Krystin Ver Linden’s first movie Alice comes with the assurance that it’s based on true events, one of those vague guarantees that lingers in your mind as the movie unfolds and what you think you’re watching turns out to be something very, very different. Factuality is often a moot point in film – with his terrible 1957 space vampire flick Plan 9 from outer space, Ed Wood even tried reverse psychology, asking viewers, “Can you prove this didn’t happen?” But with a deft slave-drama-slash-revenge thriller, it immediately raises questions of taste and decency: Is this really the appropriate vehicle for a meditation on civil rights? Surprisingly, Ver Linden’s film walks this tightrope very well. There are wobbles to be sure, but the engagement of its cast keeps its intentions pure even when the storytelling falters, which it often does.
There’s no way to argue Alice properly without revealing the film’s big twist, which is loosely referenced in publicity materials and yet occurs 37 minutes into its runtime. Until then, Alice is the favorite slave of an isolated plantation ruled – literally with an iron rod – by the ruthless Paul Bennet (a grizzled good performance by Jonny Lee Miller). At first, Alice (Keke Palmer) settles into married life, dreaming of the life that must be out there somewhere. She sees her family and friends brutalized, and herself falls into her master’s bad graces, which leads to her being tied up, beaten and chained on the mansion’s lawn during the night. When freed, Alice fights Paul, blinds him in one eye, and escapes.

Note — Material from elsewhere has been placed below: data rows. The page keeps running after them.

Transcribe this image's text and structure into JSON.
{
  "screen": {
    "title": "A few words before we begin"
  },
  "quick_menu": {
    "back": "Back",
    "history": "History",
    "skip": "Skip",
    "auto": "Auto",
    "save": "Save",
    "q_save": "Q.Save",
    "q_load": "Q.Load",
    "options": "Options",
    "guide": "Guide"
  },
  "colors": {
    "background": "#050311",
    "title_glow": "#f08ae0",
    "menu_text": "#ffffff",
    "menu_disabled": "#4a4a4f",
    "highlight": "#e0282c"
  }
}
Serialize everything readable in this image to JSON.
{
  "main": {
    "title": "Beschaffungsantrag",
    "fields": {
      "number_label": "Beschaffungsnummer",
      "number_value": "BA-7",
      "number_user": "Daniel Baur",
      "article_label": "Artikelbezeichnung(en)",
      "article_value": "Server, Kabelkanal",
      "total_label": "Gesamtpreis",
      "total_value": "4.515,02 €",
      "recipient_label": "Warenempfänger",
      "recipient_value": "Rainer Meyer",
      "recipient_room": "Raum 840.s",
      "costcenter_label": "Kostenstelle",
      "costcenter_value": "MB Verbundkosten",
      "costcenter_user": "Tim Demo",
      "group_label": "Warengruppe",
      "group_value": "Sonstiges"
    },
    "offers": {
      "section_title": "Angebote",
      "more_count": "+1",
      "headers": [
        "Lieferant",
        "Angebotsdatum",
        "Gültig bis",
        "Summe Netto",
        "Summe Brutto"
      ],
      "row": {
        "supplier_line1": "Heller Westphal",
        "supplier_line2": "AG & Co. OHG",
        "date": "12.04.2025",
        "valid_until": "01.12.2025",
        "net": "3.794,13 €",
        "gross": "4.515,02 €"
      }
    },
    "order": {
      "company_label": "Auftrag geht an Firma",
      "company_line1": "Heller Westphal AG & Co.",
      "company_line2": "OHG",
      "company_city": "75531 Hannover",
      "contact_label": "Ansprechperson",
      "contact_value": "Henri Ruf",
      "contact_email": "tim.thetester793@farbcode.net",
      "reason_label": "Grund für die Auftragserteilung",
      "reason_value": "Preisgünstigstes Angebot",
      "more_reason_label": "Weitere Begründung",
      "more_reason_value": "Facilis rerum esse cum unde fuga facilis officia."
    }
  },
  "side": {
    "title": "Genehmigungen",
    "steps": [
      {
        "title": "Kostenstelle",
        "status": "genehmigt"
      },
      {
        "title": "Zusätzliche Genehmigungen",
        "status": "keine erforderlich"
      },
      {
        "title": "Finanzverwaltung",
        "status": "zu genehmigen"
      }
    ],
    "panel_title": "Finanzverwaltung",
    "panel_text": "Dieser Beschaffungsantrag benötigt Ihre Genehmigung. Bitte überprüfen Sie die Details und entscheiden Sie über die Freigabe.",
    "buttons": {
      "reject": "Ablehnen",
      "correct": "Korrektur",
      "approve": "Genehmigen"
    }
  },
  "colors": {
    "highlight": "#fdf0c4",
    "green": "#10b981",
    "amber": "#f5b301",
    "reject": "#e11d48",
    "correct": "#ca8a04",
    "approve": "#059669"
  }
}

After a dramatic flight through the woods, Alice emerges flashing into the sunny glare of a Georgia highway, where she encounters Frank (played by Common), who nearly knocks her down when she passes out in front of his truck. Frank takes her to the hospital, assuming Alice is suffering from a concussion, but when the authorities make arrangements to have Alice committed to a sanitarium for psychological check-up, Frank returns and sneaks her out. (“That’s where they take you and drill your brains out,” he sagely warns.) In Frank’s apartment, Alice learns that it’s 1973, that slavery has long been abolished, and that his nemesis Bennet’s sister is in the phone book, and she also begins the quick but stylish transition into an avenging angel with a cool wardrobe and a big defiant afro.
The shift from a fake past to a stylized present is well done, but, as always in these fish-out-of-water scenarios, time flies as we watch Alice acclimate to the 70s, learning the closures flash, Sanford and sons, and Pam Grier (“The Baddest Chick Around”, according to Jet magazine). Frank plays his Stevie Wonder side two”Inner visions, and off she goes, accumulating information from an encyclopedia that reveals everything about MLK, Malcolm X, Angela Davis, and many more. As the film completes her shift, Alice confronts an unrepentant figure from her past as a slave in a coffee shop where everyone is talking about coffee so much it starts to look like a bizarre, subliminal invocation of Pam’s vigilante movie. Grier from 1973. Coffy. If so, that’s pretty nifty. What’s not so clever is that in the next scene, Frank takes Alice to the movies to see Coffy, and, to be honest, the movie never really recovers from a weird mix of reality, fiction, and meta-fiction that even Quentin Tarantino might have second thoughts about.
For all its flaws, however, Alice is always interesting, and Palmer has a lot to do with it, carrying the film with grace and simplicity in a part that could possibly end another actor. The same goes for Common, whose Frank comes with so much baggage that his overbearing big brother, who supports Nixon, is the least of his worries. Ironically, it’s these attempts to tame the film’s wilder B-movie elements that draw her in, and after the initial jitters about the film’s relevance, it becomes clear that Alice could have been a little, if not a lot , more there. Maybe not Django Unchained there, but certainly much braver.
“Freedom is a word you’ll never understand in a million years,” Alice says before embarking on her final roaring rampage. “I a m freedom,” she says.
It is the movie you want to see. If only there were more.
Alice makes its world premiere in the American drama section of Sundance. The film will be released in theaters in the United States on March 18 via Roadside Attractions.